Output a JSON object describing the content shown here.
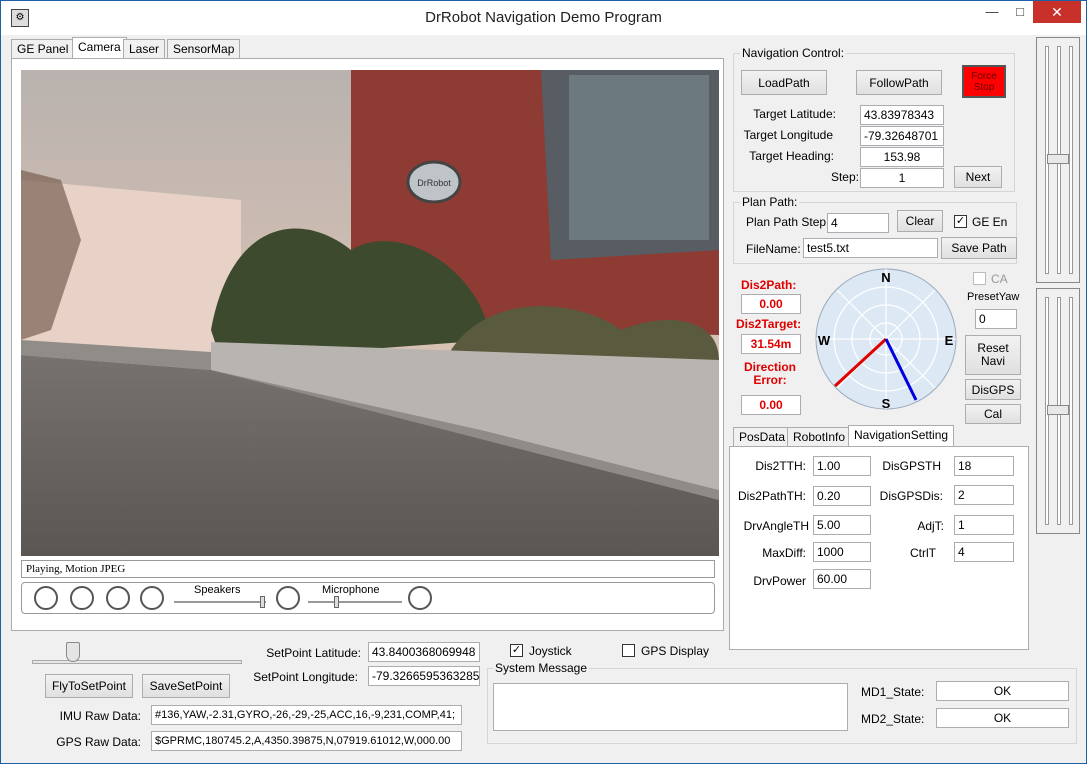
{
  "window": {
    "title": "DrRobot Navigation Demo Program",
    "minimize": "—",
    "maximize": "□",
    "close": "✕"
  },
  "tabs": [
    "GE Panel",
    "Camera",
    "Laser",
    "SensorMap"
  ],
  "camera": {
    "status": "Playing, Motion JPEG",
    "speakers_label": "Speakers",
    "microphone_label": "Microphone",
    "building_sign": "DrRobot"
  },
  "navigation_control": {
    "group_label": "Navigation Control:",
    "load_path": "LoadPath",
    "follow_path": "FollowPath",
    "force_stop": "Force Stop",
    "target_latitude_label": "Target Latitude:",
    "target_latitude": "43.83978343",
    "target_longitude_label": "Target Longitude",
    "target_longitude": "-79.32648701",
    "target_heading_label": "Target Heading:",
    "target_heading": "153.98",
    "step_label": "Step:",
    "step": "1",
    "next": "Next"
  },
  "plan_path": {
    "group_label": "Plan Path:",
    "step_label": "Plan Path Step :",
    "step": "4",
    "clear": "Clear",
    "ge_en_label": "GE En",
    "ge_en_checked": "✓",
    "filename_label": "FileName:",
    "filename": "test5.txt",
    "save_path": "Save Path"
  },
  "status": {
    "dis2path_label": "Dis2Path:",
    "dis2path": "0.00",
    "dis2target_label": "Dis2Target:",
    "dis2target": "31.54m",
    "direction_error_label": "Direction Error:",
    "direction_error": "0.00"
  },
  "compass": {
    "n": "N",
    "s": "S",
    "e": "E",
    "w": "W"
  },
  "right_controls": {
    "ca_label": "CA",
    "preset_yaw_label": "PresetYaw",
    "preset_yaw": "0",
    "reset_navi": "Reset Navi",
    "dis_gps": "DisGPS",
    "cal": "Cal"
  },
  "subtabs": [
    "PosData",
    "RobotInfo",
    "NavigationSetting"
  ],
  "nav_setting": {
    "dis2tth_label": "Dis2TTH:",
    "dis2tth": "1.00",
    "dis2pathth_label": "Dis2PathTH:",
    "dis2pathth": "0.20",
    "drvangleth_label": "DrvAngleTH",
    "drvangleth": "5.00",
    "maxdiff_label": "MaxDiff:",
    "maxdiff": "1000",
    "drvpower_label": "DrvPower",
    "drvpower": "60.00",
    "disgpsth_label": "DisGPSTH",
    "disgpsth": "18",
    "disgpsdis_label": "DisGPSDis:",
    "disgpsdis": "2",
    "adjt_label": "AdjT:",
    "adjt": "1",
    "ctrlt_label": "CtrlT",
    "ctrlt": "4"
  },
  "bottom": {
    "setpoint_lat_label": "SetPoint Latitude:",
    "setpoint_lat": "43.8400368069948",
    "setpoint_lon_label": "SetPoint Longitude:",
    "setpoint_lon": "-79.3266595363285",
    "fly_to_setpoint": "FlyToSetPoint",
    "save_setpoint": "SaveSetPoint",
    "joystick_label": "Joystick",
    "joystick_checked": "✓",
    "gps_display_label": "GPS Display",
    "system_message_label": "System Message",
    "imu_label": "IMU Raw Data:",
    "imu_value": "#136,YAW,-2.31,GYRO,-26,-29,-25,ACC,16,-9,231,COMP,41;",
    "gps_label": "GPS Raw Data:",
    "gps_value": "$GPRMC,180745.2,A,4350.39875,N,07919.61012,W,000.00",
    "md1_label": "MD1_State:",
    "md1_value": "OK",
    "md2_label": "MD2_State:",
    "md2_value": "OK"
  },
  "colors": {
    "force_stop_bg": "#ff0000",
    "status_red": "#e00000",
    "compass_fill": "#dce9f5",
    "path_line_red": "#e00000",
    "path_line_blue": "#0000e0"
  }
}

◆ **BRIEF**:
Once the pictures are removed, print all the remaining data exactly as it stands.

◆ **WORKED SOLUTION**:
Output a JSON object describing the content shown here.
{
  "window": {
    "title": "DrRobot Navigation Demo Program",
    "minimize": "—",
    "maximize": "□",
    "close": "✕"
  },
  "tabs": [
    "GE Panel",
    "Camera",
    "Laser",
    "SensorMap"
  ],
  "camera": {
    "status": "Playing, Motion JPEG",
    "speakers_label": "Speakers",
    "microphone_label": "Microphone",
    "building_sign": "DrRobot"
  },
  "navigation_control": {
    "group_label": "Navigation Control:",
    "load_path": "LoadPath",
    "follow_path": "FollowPath",
    "force_stop": "Force Stop",
    "target_latitude_label": "Target Latitude:",
    "target_latitude": "43.83978343",
    "target_longitude_label": "Target Longitude",
    "target_longitude": "-79.32648701",
    "target_heading_label": "Target Heading:",
    "target_heading": "153.98",
    "step_label": "Step:",
    "step": "1",
    "next": "Next"
  },
  "plan_path": {
    "group_label": "Plan Path:",
    "step_label": "Plan Path Step :",
    "step": "4",
    "clear": "Clear",
    "ge_en_label": "GE En",
    "ge_en_checked": "✓",
    "filename_label": "FileName:",
    "filename": "test5.txt",
    "save_path": "Save Path"
  },
  "status": {
    "dis2path_label": "Dis2Path:",
    "dis2path": "0.00",
    "dis2target_label": "Dis2Target:",
    "dis2target": "31.54m",
    "direction_error_label": "Direction Error:",
    "direction_error": "0.00"
  },
  "compass": {
    "n": "N",
    "s": "S",
    "e": "E",
    "w": "W"
  },
  "right_controls": {
    "ca_label": "CA",
    "preset_yaw_label": "PresetYaw",
    "preset_yaw": "0",
    "reset_navi": "Reset Navi",
    "dis_gps": "DisGPS",
    "cal": "Cal"
  },
  "subtabs": [
    "PosData",
    "RobotInfo",
    "NavigationSetting"
  ],
  "nav_setting": {
    "dis2tth_label": "Dis2TTH:",
    "dis2tth": "1.00",
    "dis2pathth_label": "Dis2PathTH:",
    "dis2pathth": "0.20",
    "drvangleth_label": "DrvAngleTH",
    "drvangleth": "5.00",
    "maxdiff_label": "MaxDiff:",
    "maxdiff": "1000",
    "drvpower_label": "DrvPower",
    "drvpower": "60.00",
    "disgpsth_label": "DisGPSTH",
    "disgpsth": "18",
    "disgpsdis_label": "DisGPSDis:",
    "disgpsdis": "2",
    "adjt_label": "AdjT:",
    "adjt": "1",
    "ctrlt_label": "CtrlT",
    "ctrlt": "4"
  },
  "bottom": {
    "setpoint_lat_label": "SetPoint Latitude:",
    "setpoint_lat": "43.8400368069948",
    "setpoint_lon_label": "SetPoint Longitude:",
    "setpoint_lon": "-79.3266595363285",
    "fly_to_setpoint": "FlyToSetPoint",
    "save_setpoint": "SaveSetPoint",
    "joystick_label": "Joystick",
    "joystick_checked": "✓",
    "gps_display_label": "GPS Display",
    "system_message_label": "System Message",
    "imu_label": "IMU Raw Data:",
    "imu_value": "#136,YAW,-2.31,GYRO,-26,-29,-25,ACC,16,-9,231,COMP,41;",
    "gps_label": "GPS Raw Data:",
    "gps_value": "$GPRMC,180745.2,A,4350.39875,N,07919.61012,W,000.00",
    "md1_label": "MD1_State:",
    "md1_value": "OK",
    "md2_label": "MD2_State:",
    "md2_value": "OK"
  },
  "colors": {
    "force_stop_bg": "#ff0000",
    "status_red": "#e00000",
    "compass_fill": "#dce9f5",
    "path_line_red": "#e00000",
    "path_line_blue": "#0000e0"
  }
}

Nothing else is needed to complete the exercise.